"After reflecting on his 38-year career, [James] Hebe launched into a detailed dissection of the truck manufacturing industry, connecting trends in data and concluding that truck-making will change profoundly in response to new freight patterns, changed labor relations and permanently higher fuel prices.
Starting with his trucking company customers, he emphasized the shift from longhaul irregular routes to regional hauling and dedicated contract carriage for distribution. The availability of truck-rail intermodal for many linehaul movements of more than 1,000 miles and the shock of $4.75-a-gallon fuel last year mean 'fuel prices have changed the world.'
Carrier managers, he said, are ever more selective about the freight they haul. Furthermore, he said, there might be fewer loads to haul.
Hebe predicted higher federal taxes will cut consumers' discretionary spending, resulting in slow growth or no growth in demand for trucking services.
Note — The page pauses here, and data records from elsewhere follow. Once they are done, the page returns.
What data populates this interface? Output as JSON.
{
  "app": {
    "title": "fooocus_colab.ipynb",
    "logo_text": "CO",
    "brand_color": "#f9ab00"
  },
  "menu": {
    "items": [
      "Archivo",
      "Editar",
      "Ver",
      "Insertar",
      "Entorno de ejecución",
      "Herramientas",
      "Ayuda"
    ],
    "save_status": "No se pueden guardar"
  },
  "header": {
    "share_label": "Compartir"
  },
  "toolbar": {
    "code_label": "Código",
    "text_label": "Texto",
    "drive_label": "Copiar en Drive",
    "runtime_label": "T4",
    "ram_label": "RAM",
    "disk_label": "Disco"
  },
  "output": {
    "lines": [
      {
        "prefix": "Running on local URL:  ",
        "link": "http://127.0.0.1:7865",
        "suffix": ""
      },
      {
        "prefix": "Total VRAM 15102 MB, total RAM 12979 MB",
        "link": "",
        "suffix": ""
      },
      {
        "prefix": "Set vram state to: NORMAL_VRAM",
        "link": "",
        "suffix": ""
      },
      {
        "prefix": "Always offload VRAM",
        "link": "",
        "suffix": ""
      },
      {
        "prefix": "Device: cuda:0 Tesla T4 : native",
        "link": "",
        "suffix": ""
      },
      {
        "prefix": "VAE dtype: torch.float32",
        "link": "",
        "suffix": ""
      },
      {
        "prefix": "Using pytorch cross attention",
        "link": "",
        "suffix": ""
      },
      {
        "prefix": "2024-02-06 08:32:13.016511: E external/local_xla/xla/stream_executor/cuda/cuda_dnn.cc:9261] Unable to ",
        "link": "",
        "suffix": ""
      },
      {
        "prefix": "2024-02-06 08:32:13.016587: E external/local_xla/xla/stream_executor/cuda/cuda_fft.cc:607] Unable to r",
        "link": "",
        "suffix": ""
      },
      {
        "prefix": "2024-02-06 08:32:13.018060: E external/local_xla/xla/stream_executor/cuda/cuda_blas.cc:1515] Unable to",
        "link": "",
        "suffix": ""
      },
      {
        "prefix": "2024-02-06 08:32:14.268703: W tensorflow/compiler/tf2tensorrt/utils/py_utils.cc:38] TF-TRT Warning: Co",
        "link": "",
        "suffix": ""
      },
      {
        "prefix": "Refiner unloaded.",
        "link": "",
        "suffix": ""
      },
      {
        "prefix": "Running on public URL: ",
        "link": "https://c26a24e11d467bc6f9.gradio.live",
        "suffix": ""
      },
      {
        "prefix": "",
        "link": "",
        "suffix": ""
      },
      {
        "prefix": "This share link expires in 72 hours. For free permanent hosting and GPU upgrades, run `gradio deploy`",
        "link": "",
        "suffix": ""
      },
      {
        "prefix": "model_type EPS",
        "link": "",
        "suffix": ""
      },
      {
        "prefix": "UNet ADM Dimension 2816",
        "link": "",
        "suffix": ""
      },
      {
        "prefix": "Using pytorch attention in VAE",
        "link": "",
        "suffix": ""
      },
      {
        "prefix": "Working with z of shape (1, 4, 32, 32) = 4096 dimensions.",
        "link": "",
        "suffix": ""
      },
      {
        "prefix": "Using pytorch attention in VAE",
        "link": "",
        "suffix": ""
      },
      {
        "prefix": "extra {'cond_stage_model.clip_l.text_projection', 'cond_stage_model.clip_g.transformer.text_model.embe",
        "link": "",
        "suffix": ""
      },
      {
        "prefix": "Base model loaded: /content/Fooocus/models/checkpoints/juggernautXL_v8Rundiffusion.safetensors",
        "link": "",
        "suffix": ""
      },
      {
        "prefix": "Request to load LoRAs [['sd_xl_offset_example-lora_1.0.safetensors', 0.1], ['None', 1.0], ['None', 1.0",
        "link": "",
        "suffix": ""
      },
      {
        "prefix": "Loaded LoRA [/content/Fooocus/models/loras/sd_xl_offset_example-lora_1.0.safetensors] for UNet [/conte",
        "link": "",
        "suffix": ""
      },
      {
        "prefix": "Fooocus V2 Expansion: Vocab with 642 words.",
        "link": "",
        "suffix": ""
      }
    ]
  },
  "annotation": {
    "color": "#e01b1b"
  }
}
However, his forecast contradicted numerous freight projections by American Trucking Associations and other groups that predict steady, long-term growth in freight volumes."